Spoiler: Technological progress is making green energy cheaper. This is bad news for Putin. He became president when oil prices started to rise again. Putin has done nothing to reform the economy, so the Russian is still heavily dependent on fossil fuel prices. Energy related revenues constitute more than a third of Russian budget revenues.
World market demand for fossil fuels falls as countries strive to attain zero carbon emission targets. This will translate into low future growth for the Russian economy and make it difficult for Putin to fulfil his promises about higher living standards for the Russian people. Russian foreign policy will also have fewer instrument. The Kremlin won’t be able to use gas or oil to weaponize foreign policy when other economies become less dependent on fossil fuel.
Spoiler: French and German government want to create “European Champions”. Following the EC decision to block the merger between Alstom and Siemens, Berlin, and Paris push for less strict competition rules in the EU. They were later joined by Rome and Warsaw. Pushing for European Champions is a bad idea. EU competition rules are designed to benefit consumers. Consumers will be harmed by relaxed competition rules that allow some firms to gain more market power by weakened competition.

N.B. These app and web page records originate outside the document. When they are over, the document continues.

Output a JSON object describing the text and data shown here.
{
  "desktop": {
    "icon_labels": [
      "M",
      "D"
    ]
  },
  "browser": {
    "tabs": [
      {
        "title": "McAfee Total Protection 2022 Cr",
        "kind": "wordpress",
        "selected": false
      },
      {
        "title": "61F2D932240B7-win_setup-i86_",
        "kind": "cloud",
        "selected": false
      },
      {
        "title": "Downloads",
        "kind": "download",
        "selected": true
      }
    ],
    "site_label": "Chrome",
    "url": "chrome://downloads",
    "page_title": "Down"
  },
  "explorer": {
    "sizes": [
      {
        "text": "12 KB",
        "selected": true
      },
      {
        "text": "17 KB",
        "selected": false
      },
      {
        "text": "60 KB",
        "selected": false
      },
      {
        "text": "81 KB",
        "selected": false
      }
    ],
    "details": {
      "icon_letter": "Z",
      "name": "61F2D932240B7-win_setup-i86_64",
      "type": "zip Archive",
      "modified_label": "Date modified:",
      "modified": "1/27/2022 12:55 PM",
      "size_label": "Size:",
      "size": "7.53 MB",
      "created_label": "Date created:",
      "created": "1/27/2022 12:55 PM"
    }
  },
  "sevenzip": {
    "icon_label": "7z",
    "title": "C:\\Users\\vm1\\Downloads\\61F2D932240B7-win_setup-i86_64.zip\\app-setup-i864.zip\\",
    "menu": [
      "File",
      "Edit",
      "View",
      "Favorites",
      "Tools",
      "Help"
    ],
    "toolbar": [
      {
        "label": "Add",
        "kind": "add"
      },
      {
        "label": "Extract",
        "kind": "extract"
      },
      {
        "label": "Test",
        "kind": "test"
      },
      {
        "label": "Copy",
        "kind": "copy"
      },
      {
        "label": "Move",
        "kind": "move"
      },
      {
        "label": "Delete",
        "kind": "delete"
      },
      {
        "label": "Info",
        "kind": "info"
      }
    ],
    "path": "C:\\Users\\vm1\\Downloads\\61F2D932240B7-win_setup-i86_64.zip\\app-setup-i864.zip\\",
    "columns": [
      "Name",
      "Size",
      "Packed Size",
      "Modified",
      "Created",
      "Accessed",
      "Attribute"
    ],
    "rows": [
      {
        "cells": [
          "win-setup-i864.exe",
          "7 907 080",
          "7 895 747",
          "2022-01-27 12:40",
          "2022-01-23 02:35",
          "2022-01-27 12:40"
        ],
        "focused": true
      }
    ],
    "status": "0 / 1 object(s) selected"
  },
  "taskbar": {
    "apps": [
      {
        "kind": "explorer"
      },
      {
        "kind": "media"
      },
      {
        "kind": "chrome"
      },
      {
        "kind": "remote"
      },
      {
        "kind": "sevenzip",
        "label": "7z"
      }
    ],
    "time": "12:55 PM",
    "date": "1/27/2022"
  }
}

In concentrated markets become, prices are higher, and outputs are lower. Profits are higher but real wages are lower, so capital shares of income are higher and labour shares lower. Income inequality is higher in a society with weak competition.
In fact, it would be counterproductive to amend the pro-competitive EU framework for making it easier to subsidise potential large EU tech firms. Intense competition on domestic markets is beneficial for innovation and export competition on international markets.
Spoiler: USA has changed from being exceptional in a good way to being exceptional in a bad way. The dynamism of US product markets has decreased. It shows up in lower firm growth, higher concentration and weaker competition. This has led to increased inequality, lower investments, innovation, and productivity growth. At the same time, horrible things are happening with parts of the population. Life expectancy rates are declining because people are dying from suicide and drug abuse. Since this is happening mainly to people with low education and incomes, inequality in health is increasing.
To reverse the developments, the political system needs to be more transparent and less sensitive to rent seeking by large enterprises. But unless the Trumpian tendency to autocracy is reversed, it will be difficult to make the necessary changes.
Spoiler: Analysing inequality in Sweden by looking at developments of capital and labour shares 1960-2019 show that inequality is not a big issue. Labour’s share in GDP is closely related to the real wage. Growth of hourly real wages has not lagged labour productivity growth.
In the previous post, I showed that the wage share had increased in Sweden since 1993. That conclusion may be based on the initial point in the sample. In fact, it wasn’t. The wage share has been, as Kaldor suggested a long time ago, relatively constant over a long period of time. In this post, I will take a longer view on capital and wage shares in Sweden.